Col. Landa (Christoph Waltz) chats with Bridget von Hammersmark (Diane Kruger), while "Enzo Corlomi" (Brad Pitt) looks on

Cinematically, this is a stunning movie. Tarantino’s directing style makes for a visual masterpiece nearly every time out of the gate, in both filming and editing technique. But as I said before, this doesn’t really “feel” like a typical Tarantino movie. Yes, there is plenty of blood spatter, but it doesn’t feel as over-the-top as, say, Michael Madsen gleefully disfiguring a cop while dancing to “Stuck In the Middle with You” by Stealers Wheel.

Most of the cast did well in this movie. Kudos to Christoph Waltz as Nazi Colonel Hans Landa. In the opinion of this writer, Waltz single-handedly saved this movie from being a complete mess. In an interview, Quentin Tarantino said that without Waltz, this movie would not have been made. Frankly, I completely agree with this statement. As Landa, Waltz is both predator and slippery eel, dashing and cruel, friendly and suspicious. It is a masterful performance, with well-deserved accolades, including an Academy Award™ nomination. 

But what about the “Basterds” themselves? In the movie, they were a band of eight Jewish soldiers on a singular mission: kill the Nazis. Led by Lt. Aldo Raine (Brad Pitt), they spent a significant portion of the movie succeeding in just that. But as it turns out, the movie is not centered around them; it is primarily about a young Jewish woman who had escaped death three years earlier, only to plot revenge by killing hundreds of Nazis, including Adolph Hitler himself (!), at her movie theatre. The “Basterds” just happened to catch wind of the event and planned their own Nazi-killing party there, too.  
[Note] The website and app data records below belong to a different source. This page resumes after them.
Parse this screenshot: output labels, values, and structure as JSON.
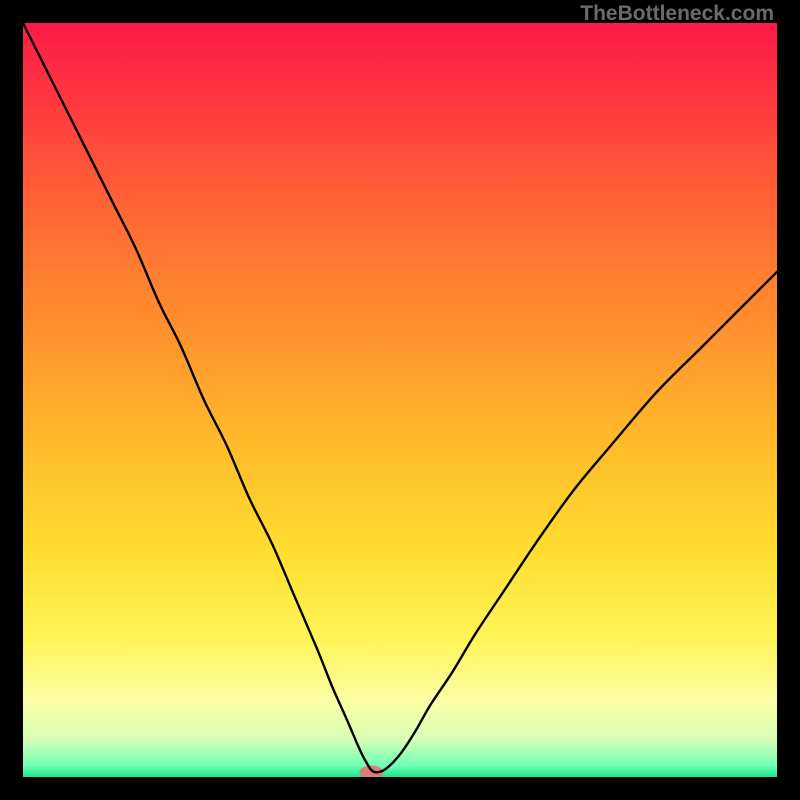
{
  "watermark": "TheBottleneck.com",
  "chart_data": {
    "type": "line",
    "title": "",
    "xlabel": "",
    "ylabel": "",
    "xlim": [
      0,
      100
    ],
    "ylim": [
      0,
      100
    ],
    "grid": false,
    "legend": false,
    "background_gradient": {
      "stops": [
        {
          "offset": 0.0,
          "color": "#ff1a47"
        },
        {
          "offset": 0.12,
          "color": "#ff3d3e"
        },
        {
          "offset": 0.26,
          "color": "#ff6a33"
        },
        {
          "offset": 0.4,
          "color": "#ff8f2e"
        },
        {
          "offset": 0.55,
          "color": "#ffb92a"
        },
        {
          "offset": 0.7,
          "color": "#ffdd2f"
        },
        {
          "offset": 0.82,
          "color": "#fff55a"
        },
        {
          "offset": 0.9,
          "color": "#fcffa6"
        },
        {
          "offset": 0.95,
          "color": "#d7ffb5"
        },
        {
          "offset": 0.985,
          "color": "#6fffb5"
        },
        {
          "offset": 1.0,
          "color": "#17e88b"
        }
      ]
    },
    "series": [
      {
        "name": "bottleneck-curve",
        "type": "line",
        "color": "#000000",
        "x": [
          0,
          3,
          6,
          9,
          12,
          15,
          18,
          21,
          24,
          27,
          30,
          33,
          36,
          39,
          41,
          43,
          44.5,
          45.5,
          46.5,
          48,
          50,
          52,
          54,
          57,
          60,
          64,
          68,
          73,
          78,
          84,
          90,
          96,
          100
        ],
        "y": [
          100,
          94,
          88,
          82,
          76,
          70,
          63,
          57,
          50,
          44,
          37,
          31,
          24,
          17,
          12,
          7.5,
          4.0,
          2.0,
          0.7,
          1.0,
          3.0,
          6.0,
          9.5,
          14,
          19,
          25,
          31,
          38,
          44,
          51,
          57,
          63,
          67
        ]
      }
    ],
    "marker": {
      "name": "optimum-marker",
      "x": 46.2,
      "y": 0.6,
      "color": "#d97f77",
      "rx": 12,
      "ry": 7
    }
  }
}
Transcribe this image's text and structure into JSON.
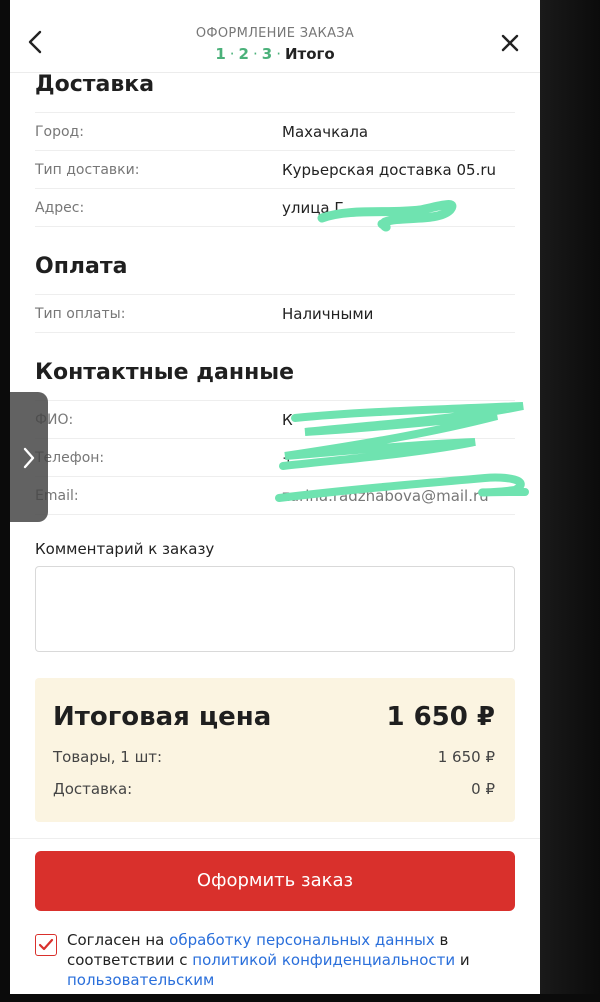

As is typical of any Quentin Tarantino movie, you have to suspend your disbelief. But come on! Bridge On the River Kwai (1957) was more accurate than this movie! By the time the climax started, as visually striking as it was, I ended up throwing my hands up and calling BS. I’m sorry, Quentin, but I think you went too far with this one.  

EDITED 2/25 TO ADD THE FOLLOWING:  

It is rare when I revisit a review to add to it, but I have taken some time to digest this movie a little further. As a result, I am amending my review of Inglourious Basterds.  One of the things I have overlooked is the fact that Quentin Tarantino is unlike almost any other director out there. There are so few directors working today with the passion and drive to make movies the way he does. On top of that, he carries a nearly encyclopedic knowledge of cinematic history within that oddly-shaped head of his. Both of these qualities come to the forefront in every movie he makes, and Inglourious Basterds is no exception. For example, most of the movie posters (“Nation’s Pride” and the Bridget von Hammersmark films excepted) are from real movies made in the 1920s and 1930s, and that they provide a subtext to this movie which illustrates the oppression felt by the French and the Jews under Nazi Germany, and the desire to break free from it. Also, in “Nation’s Pride”, the film-within-a-film, a John Wayne-like actor playing an American colonel gives an impassioned speech about preserving the tower where the Nazi sniper (and star of the film) is holed up. That actor is Bo Svenson, who starred in a 1978 movie entitled The Inglorious Bastards (no relation), directed by Enzo Castellari (who also has a cameo, as a Nazi dignitary at the cinema).  

It is little “Easter eggs” like this which makes watching a Tarantino movie fun to watch. It’s amazing, the things you learn from watching the Special Features disc. While I still maintain it is not one of his best films, Inglourious Basterds is still a fun-to-watch romp done only the way Quentin can do it.  

3-1/2 out of 5